- **Task description**
Give back every record precisely.

- **Supplied data**
+ + + +

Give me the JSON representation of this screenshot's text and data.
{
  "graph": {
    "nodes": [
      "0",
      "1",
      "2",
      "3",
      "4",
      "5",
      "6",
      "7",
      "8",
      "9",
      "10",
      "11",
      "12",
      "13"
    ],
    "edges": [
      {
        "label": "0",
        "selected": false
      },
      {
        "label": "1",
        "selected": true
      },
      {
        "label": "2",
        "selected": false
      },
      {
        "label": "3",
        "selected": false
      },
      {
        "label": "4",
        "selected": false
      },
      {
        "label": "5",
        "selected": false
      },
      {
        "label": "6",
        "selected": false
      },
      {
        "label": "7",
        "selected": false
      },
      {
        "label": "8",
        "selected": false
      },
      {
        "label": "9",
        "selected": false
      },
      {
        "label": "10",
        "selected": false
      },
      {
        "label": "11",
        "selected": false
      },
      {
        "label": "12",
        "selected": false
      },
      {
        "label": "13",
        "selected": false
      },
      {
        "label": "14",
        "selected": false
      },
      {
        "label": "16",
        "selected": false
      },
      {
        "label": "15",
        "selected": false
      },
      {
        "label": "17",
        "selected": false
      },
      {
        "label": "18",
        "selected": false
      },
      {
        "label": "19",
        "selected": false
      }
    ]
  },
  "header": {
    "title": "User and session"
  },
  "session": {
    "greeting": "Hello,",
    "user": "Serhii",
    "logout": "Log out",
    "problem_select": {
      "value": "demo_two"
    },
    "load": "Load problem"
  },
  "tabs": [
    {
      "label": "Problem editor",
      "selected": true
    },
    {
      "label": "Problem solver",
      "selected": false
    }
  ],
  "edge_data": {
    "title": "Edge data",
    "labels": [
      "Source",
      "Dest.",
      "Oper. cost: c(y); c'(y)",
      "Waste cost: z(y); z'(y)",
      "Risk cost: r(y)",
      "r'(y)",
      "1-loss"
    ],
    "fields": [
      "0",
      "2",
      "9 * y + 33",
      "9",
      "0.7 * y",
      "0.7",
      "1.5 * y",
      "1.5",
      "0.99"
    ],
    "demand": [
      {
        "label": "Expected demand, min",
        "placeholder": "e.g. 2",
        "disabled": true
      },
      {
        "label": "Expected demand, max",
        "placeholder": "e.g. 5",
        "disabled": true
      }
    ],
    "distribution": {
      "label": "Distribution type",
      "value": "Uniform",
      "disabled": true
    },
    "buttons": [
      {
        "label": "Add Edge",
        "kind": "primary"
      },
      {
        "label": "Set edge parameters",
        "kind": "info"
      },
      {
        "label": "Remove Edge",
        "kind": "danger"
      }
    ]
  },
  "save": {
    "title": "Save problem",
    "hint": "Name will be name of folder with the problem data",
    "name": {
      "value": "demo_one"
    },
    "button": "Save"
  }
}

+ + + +

- **Response box**
Give me the JSON representation of this screenshot's text and data.
{
  "graph": {
    "nodes": [
      "0",
      "1",
      "2",
      "3",
      "4",
      "5",
      "6",
      "7",
      "8",
      "9",
      "10",
      "11",
      "12",
      "13"
    ],
    "edges": [
      {
        "label": "0",
        "selected": false
      },
      {
        "label": "1",
        "selected": true
      },
      {
        "label": "2",
        "selected": false
      },
      {
        "label": "3",
        "selected": false
      },
      {
        "label": "4",
        "selected": false
      },
      {
        "label": "5",
        "selected": false
      },
      {
        "label": "6",
        "selected": false
      },
      {
        "label": "7",
        "selected": false
      },
      {
        "label": "8",
        "selected": false
      },
      {
        "label": "9",
        "selected": false
      },
      {
        "label": "10",
        "selected": false
      },
      {
        "label": "11",
        "selected": false
      },
      {
        "label": "12",
        "selected": false
      },
      {
        "label": "13",
        "selected": false
      },
      {
        "label": "14",
        "selected": false
      },
      {
        "label": "16",
        "selected": false
      },
      {
        "label": "15",
        "selected": false
      },
      {
        "label": "17",
        "selected": false
      },
      {
        "label": "18",
        "selected": false
      },
      {
        "label": "19",
        "selected": false
      }
    ]
  },
  "header": {
    "title": "User and session"
  },
  "session": {
    "greeting": "Hello,",
    "user": "Serhii",
    "logout": "Log out",
    "problem_select": {
      "value": "demo_two"
    },
    "load": "Load problem"
  },
  "tabs": [
    {
      "label": "Problem editor",
      "selected": true
    },
    {
      "label": "Problem solver",
      "selected": false
    }
  ],
  "edge_data": {
    "title": "Edge data",
    "labels": [
      "Source",
      "Dest.",
      "Oper. cost: c(y); c'(y)",
      "Waste cost: z(y); z'(y)",
      "Risk cost: r(y)",
      "r'(y)",
      "1-loss"
    ],
    "fields": [
      "0",
      "2",
      "9 * y + 33",
      "9",
      "0.7 * y",
      "0.7",
      "1.5 * y",
      "1.5",
      "0.99"
    ],
    "demand": [
      {
        "label": "Expected demand, min",
        "placeholder": "e.g. 2",
        "disabled": true
      },
      {
        "label": "Expected demand, max",
        "placeholder": "e.g. 5",
        "disabled": true
      }
    ],
    "distribution": {
      "label": "Distribution type",
      "value": "Uniform",
      "disabled": true
    },
    "buttons": [
      {
        "label": "Add Edge",
        "kind": "primary"
      },
      {
        "label": "Set edge parameters",
        "kind": "info"
      },
      {
        "label": "Remove Edge",
        "kind": "danger"
      }
    ]
  },
  "save": {
    "title": "Save problem",
    "hint": "Name will be name of folder with the problem data",
    "name": {
      "value": "demo_one"
    },
    "button": "Save"
  }
}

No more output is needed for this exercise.